Some reviews come with spoiler alerts, this one comes with a warning: reading M.J. Carter’s wonderful The Devil’s Feast will leave you both incredibly hungry and far too scared to eat. It may be the best diet book I have ever read.
The Devil’s Feast is the third outing for Victorian investigative duo Captain William Avery and his mentor/partner-in-crime James Blake but works perfectly as a stand-alone. In this iteration, set in a sharply-evoked London in 1842, the detectives are charged with uncovering the cause of a mysterious death at the capital’s newly established Reform Club. The backdrop to the story is a web of political intrigue which is echoed in the culinary rivalry centring on the Reform’s fabulous kitchens and their Head Chef, the flamboyant Alexis Soyer, a cooking genius described as “the Napoleon of food.”
Carter has clearly done meticulous research and her powers of description add wonderful layers of richness to the story. Recipes, including some very fantastical creations, are mouth-wateringly re-imagined. The kitchens themselves are presented as a wonderful clash between technological advancements, the magic that happens when great cooks meet great ingredients and the raw brutality of working in hot, pressured and dangerous conditions.

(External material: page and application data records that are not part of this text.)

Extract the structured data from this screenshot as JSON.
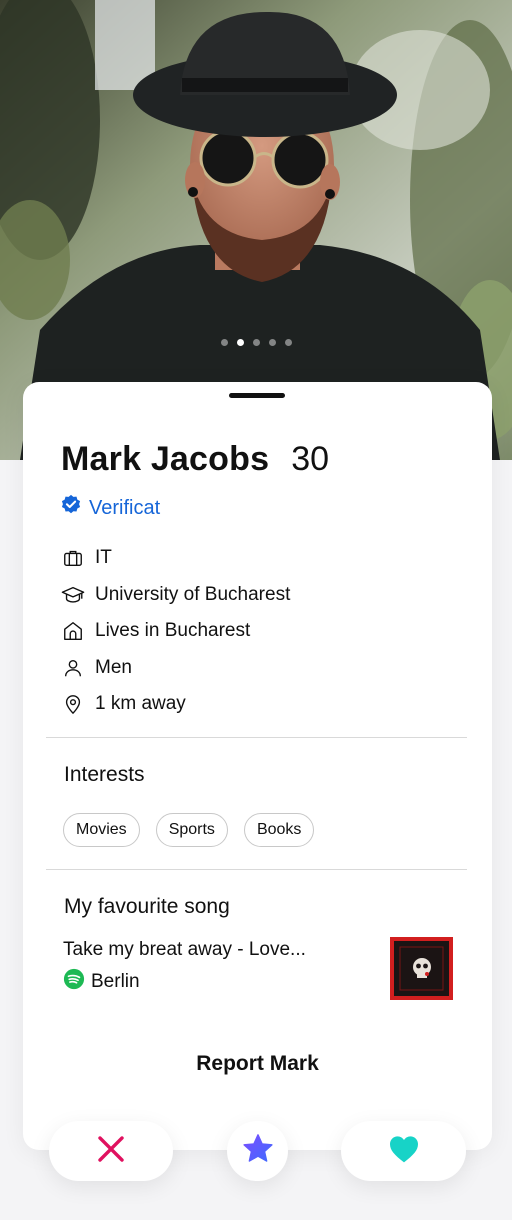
{
  "profile": {
    "name": "Mark Jacobs",
    "age": "30",
    "verified_label": "Verificat",
    "photo_count": 5,
    "active_photo_index": 1
  },
  "info": [
    {
      "icon": "briefcase-icon",
      "text": "IT"
    },
    {
      "icon": "graduation-cap-icon",
      "text": "University of Bucharest"
    },
    {
      "icon": "home-icon",
      "text": "Lives in Bucharest"
    },
    {
      "icon": "person-icon",
      "text": "Men"
    },
    {
      "icon": "location-pin-icon",
      "text": "1 km away"
    }
  ],
  "interests": {
    "title": "Interests",
    "items": [
      "Movies",
      "Sports",
      "Books"
    ]
  },
  "song": {
    "section_title": "My favourite song",
    "title": "Take my breat away - Love...",
    "artist": "Berlin"
  },
  "report_label": "Report Mark",
  "colors": {
    "verified": "#1565d8",
    "dislike": "#e0115f",
    "superlike_from": "#7b4dff",
    "superlike_to": "#3f6bff",
    "like": "#17d3c7",
    "spotify": "#1db954"
  }
}
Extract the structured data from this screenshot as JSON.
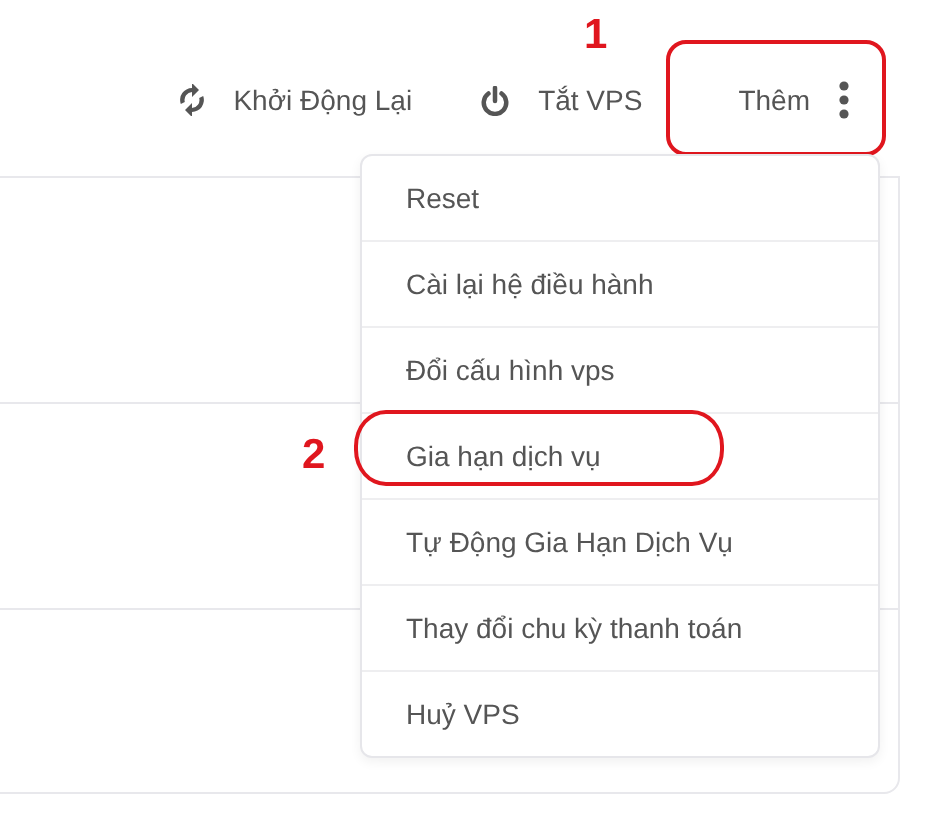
{
  "toolbar": [
    {
      "kind": "restart",
      "label": "Khởi Động Lại"
    },
    {
      "kind": "power",
      "label": "Tắt VPS"
    },
    {
      "kind": "more",
      "label": "Thêm",
      "annotation": "1"
    }
  ],
  "menu": {
    "open": true,
    "items": [
      {
        "label": "Reset"
      },
      {
        "label": "Cài lại hệ điều hành"
      },
      {
        "label": "Đổi cấu hình vps"
      },
      {
        "label": "Gia hạn dịch vụ",
        "annotation": "2"
      },
      {
        "label": "Tự Động Gia Hạn Dịch Vụ"
      },
      {
        "label": "Thay đổi chu kỳ thanh toán"
      },
      {
        "label": "Huỷ VPS"
      }
    ]
  }
}
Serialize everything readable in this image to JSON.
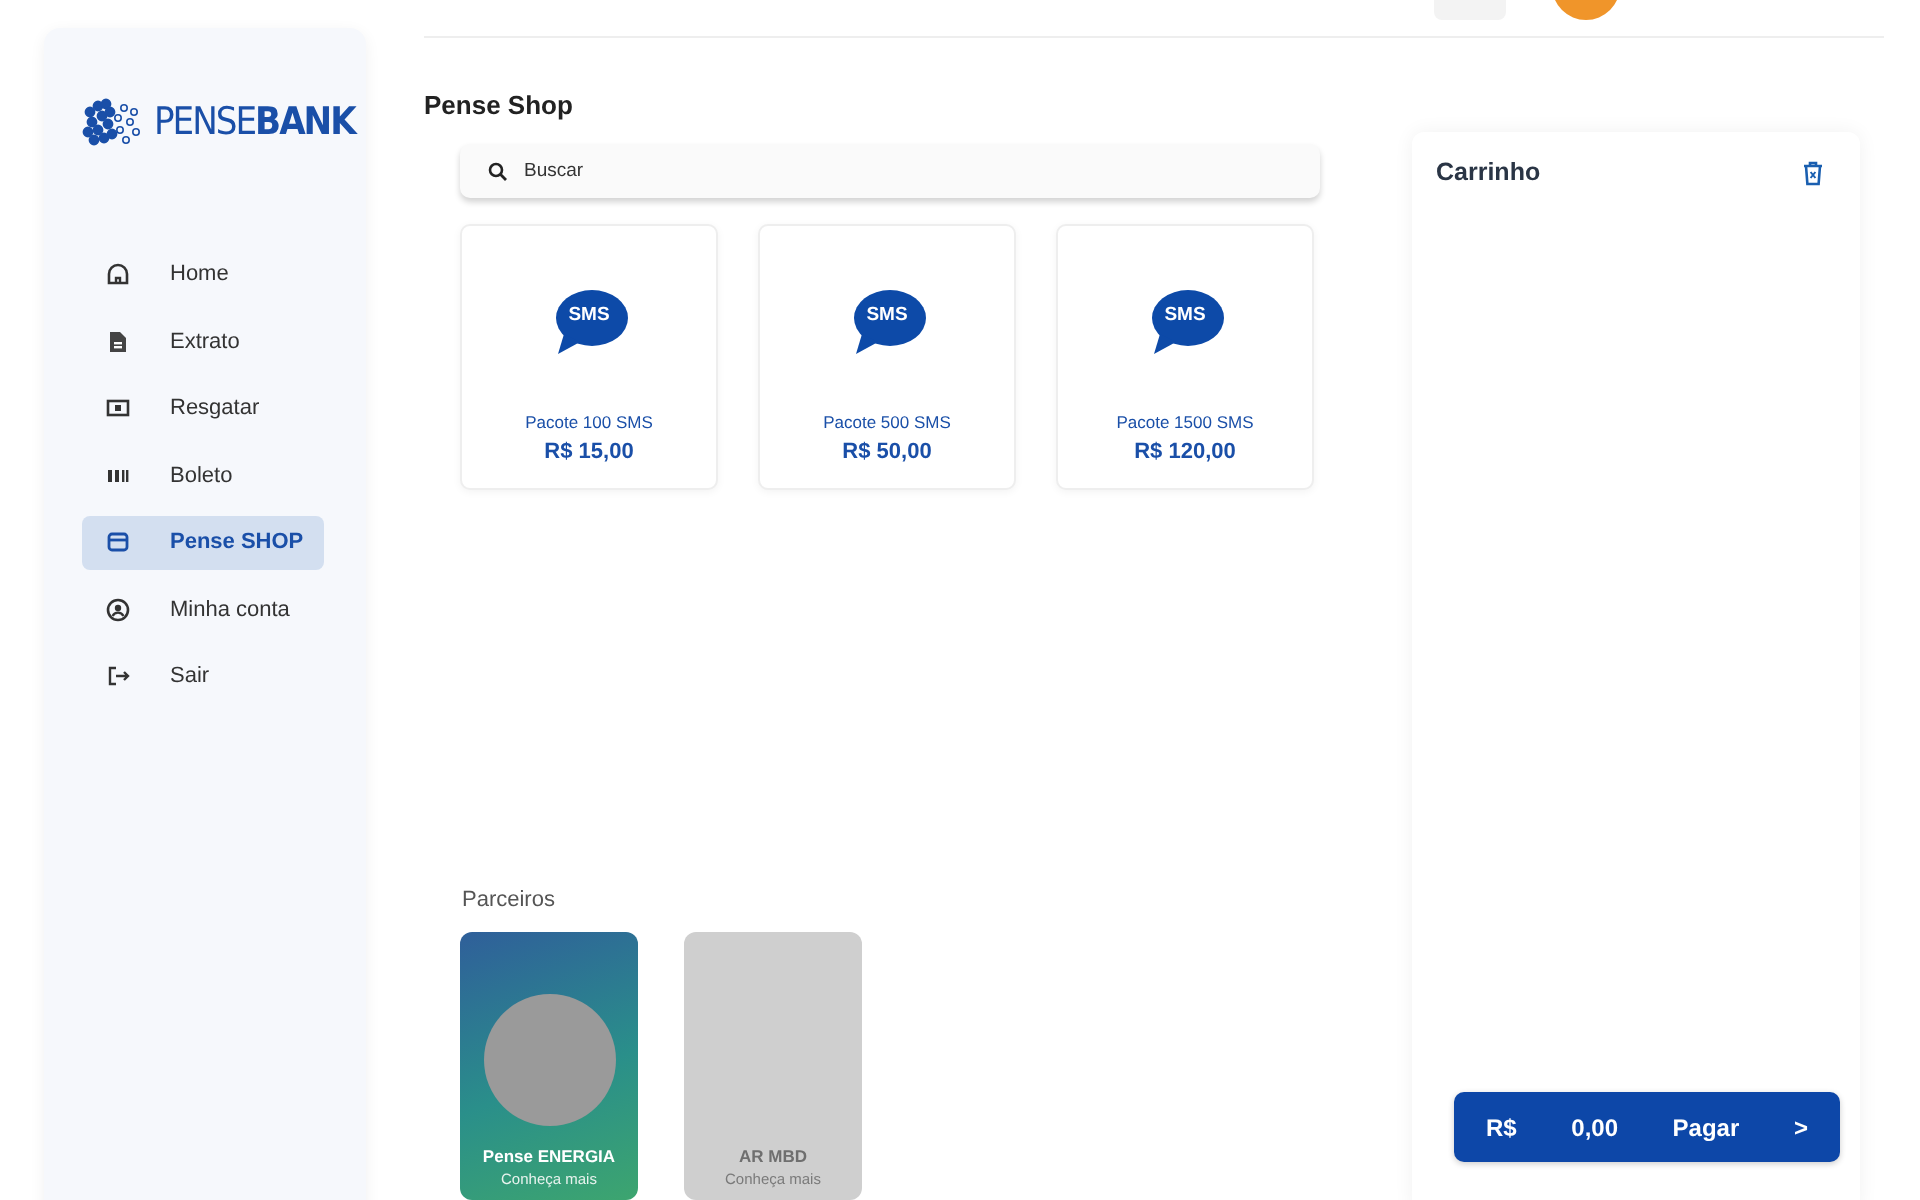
{
  "brand": {
    "logo_text": "PENSE**BANK**"
  },
  "sidebar": {
    "items": [
      {
        "label": "Home",
        "selected": false
      },
      {
        "label": "Extrato",
        "selected": false
      },
      {
        "label": "Resgatar",
        "selected": false
      },
      {
        "label": "Boleto",
        "selected": false
      },
      {
        "label": "Pense SHOP",
        "selected": true
      },
      {
        "label": "Minha conta",
        "selected": false
      },
      {
        "label": "Sair",
        "selected": false
      }
    ]
  },
  "page": {
    "title": "Pense Shop"
  },
  "search": {
    "placeholder": "Buscar"
  },
  "products": [
    {
      "icon_text": "SMS",
      "name": "Pacote 100 SMS",
      "price": "R$ 15,00"
    },
    {
      "icon_text": "SMS",
      "name": "Pacote 500 SMS",
      "price": "R$ 50,00"
    },
    {
      "icon_text": "SMS",
      "name": "Pacote 1500 SMS",
      "price": "R$ 120,00"
    }
  ],
  "partners": {
    "title": "Parceiros",
    "items": [
      {
        "kind": "photo",
        "name": "Pense ENERGIA",
        "link": "Conheça mais"
      },
      {
        "kind": "empty",
        "name": "AR MBD",
        "link": "Conheça mais"
      }
    ]
  },
  "cart": {
    "title": "Carrinho",
    "pay_button": {
      "currency": "R$",
      "total": "0,00",
      "label": "Pagar",
      "arrow": ">"
    }
  }
}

The visceral depiction of Smithfield’s great meat market is nightmarish enough to make even the most committed carnivore queasy.
Great settings but it is the characters who are the icing on this particular cake. The pairing of Avery and Blake draws on an established tradition but works because neither has the complete ascendant on the other and both have a life beyond their investigating bond. There are some comedic moments to be had from Blake’s character and the situation he is placed in and Carter handles them with a nicely light touch. All the characters are well drawn but Carter herself has said that Soyer is a gift to a writer and he really is. She has described him in interviews as part Heston Blumenthal, part Jamie Oliver (surely a Dr Frankenstein creation if ever there was one) and one of the earliest celebrity chefs. Although food history is a bit of a passion of mine, I confess I did not know him beyond his name – I feel I may have been introduced to a new obsession! Soyer’s life clearly gave Carter interesting facts to work with and she has spun those into a complex character full of vanities, genius and wild ambitions who engenders loyalty and hatred in equal measure.
The subject matter, kitchen wars, feels very modern; the novel itself feels Dickensian, a great achievement. Plots involving poison; a cast of characters who bring their own personalities but also highlight the barriers between social groups; an interesting twist which allows the reader to be pulled out of the rarefied grandeur and snobbery of a gentleman’s club and into the realities of the grinding poverty and fear of disgrace colouring much of Victorian life. The Devil’s Feast is one of those novels you’ll open and then not be able to put down – I thoroughly recommend it. Just be really careful who makes you that cup of tea to go with it.
The Devil’s Feast is out on 27th October 2016.
Catherine Hokin is a Glasgow-based author with a degree in History from Manchester University. Her debut novel, Blood and Roses, was published in 2016. She regularly blogs as Heroine Chic, casting a historical, and often hysterical, eye over women in history and popular culture.